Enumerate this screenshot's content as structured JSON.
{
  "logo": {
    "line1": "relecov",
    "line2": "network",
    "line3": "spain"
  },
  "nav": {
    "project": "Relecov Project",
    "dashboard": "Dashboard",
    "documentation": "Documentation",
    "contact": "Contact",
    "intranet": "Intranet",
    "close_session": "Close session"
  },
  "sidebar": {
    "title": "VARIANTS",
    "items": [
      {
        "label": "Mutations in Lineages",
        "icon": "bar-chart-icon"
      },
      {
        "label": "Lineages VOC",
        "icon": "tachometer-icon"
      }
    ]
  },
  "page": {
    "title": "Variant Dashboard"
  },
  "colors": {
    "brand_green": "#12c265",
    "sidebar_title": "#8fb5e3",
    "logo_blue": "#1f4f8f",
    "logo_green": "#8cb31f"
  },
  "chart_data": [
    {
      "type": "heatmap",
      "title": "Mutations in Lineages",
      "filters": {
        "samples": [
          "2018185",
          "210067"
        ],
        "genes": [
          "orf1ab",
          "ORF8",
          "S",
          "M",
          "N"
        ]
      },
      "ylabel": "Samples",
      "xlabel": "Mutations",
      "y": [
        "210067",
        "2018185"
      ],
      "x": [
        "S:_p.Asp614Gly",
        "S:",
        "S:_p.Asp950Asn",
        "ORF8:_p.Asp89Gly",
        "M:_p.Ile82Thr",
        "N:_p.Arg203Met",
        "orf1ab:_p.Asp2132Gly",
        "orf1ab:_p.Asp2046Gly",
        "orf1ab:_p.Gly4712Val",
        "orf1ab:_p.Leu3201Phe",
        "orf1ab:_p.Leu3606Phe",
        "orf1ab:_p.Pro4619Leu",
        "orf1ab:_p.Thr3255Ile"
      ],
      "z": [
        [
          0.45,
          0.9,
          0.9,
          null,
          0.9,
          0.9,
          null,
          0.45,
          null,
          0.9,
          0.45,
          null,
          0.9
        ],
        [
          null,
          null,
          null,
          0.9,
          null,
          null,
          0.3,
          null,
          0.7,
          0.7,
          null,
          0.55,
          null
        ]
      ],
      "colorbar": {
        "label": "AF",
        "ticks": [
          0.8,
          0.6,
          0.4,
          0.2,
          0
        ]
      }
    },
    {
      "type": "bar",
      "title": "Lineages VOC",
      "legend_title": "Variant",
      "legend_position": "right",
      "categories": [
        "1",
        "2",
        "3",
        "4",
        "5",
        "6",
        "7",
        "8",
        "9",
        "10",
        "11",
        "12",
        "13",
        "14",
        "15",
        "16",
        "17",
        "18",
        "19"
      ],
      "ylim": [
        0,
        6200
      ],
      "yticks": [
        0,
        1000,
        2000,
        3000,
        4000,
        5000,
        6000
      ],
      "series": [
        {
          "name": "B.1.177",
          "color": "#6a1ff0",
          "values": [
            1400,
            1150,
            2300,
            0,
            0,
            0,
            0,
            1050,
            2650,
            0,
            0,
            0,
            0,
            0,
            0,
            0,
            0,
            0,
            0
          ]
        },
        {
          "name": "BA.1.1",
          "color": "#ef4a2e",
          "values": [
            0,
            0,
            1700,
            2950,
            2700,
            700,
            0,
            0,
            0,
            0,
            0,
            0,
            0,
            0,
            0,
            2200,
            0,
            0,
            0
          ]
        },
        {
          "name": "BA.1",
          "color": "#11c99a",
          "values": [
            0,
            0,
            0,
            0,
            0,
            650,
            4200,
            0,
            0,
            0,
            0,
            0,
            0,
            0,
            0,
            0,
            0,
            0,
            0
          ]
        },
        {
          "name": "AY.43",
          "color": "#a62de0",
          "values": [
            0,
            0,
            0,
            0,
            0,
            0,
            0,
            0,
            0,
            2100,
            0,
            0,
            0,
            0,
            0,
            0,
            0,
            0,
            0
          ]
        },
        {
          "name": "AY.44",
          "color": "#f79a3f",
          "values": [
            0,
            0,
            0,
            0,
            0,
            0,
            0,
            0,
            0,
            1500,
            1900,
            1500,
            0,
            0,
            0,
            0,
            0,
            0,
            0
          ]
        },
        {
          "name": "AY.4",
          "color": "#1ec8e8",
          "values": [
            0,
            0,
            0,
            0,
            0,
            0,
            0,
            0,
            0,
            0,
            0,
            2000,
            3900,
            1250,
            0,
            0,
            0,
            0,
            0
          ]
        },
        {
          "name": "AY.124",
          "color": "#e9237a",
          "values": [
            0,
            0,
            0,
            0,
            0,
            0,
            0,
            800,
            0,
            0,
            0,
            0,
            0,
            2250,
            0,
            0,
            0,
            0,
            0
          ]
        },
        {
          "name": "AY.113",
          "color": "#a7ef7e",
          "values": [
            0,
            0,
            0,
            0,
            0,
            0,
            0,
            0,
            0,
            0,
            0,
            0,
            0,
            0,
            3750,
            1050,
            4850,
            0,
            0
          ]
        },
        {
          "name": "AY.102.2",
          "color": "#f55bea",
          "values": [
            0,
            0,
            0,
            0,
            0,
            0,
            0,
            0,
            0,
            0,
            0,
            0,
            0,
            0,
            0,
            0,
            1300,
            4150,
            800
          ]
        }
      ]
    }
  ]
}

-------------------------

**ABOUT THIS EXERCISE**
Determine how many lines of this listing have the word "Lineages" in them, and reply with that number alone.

**EXERCISE RESPONSE**
4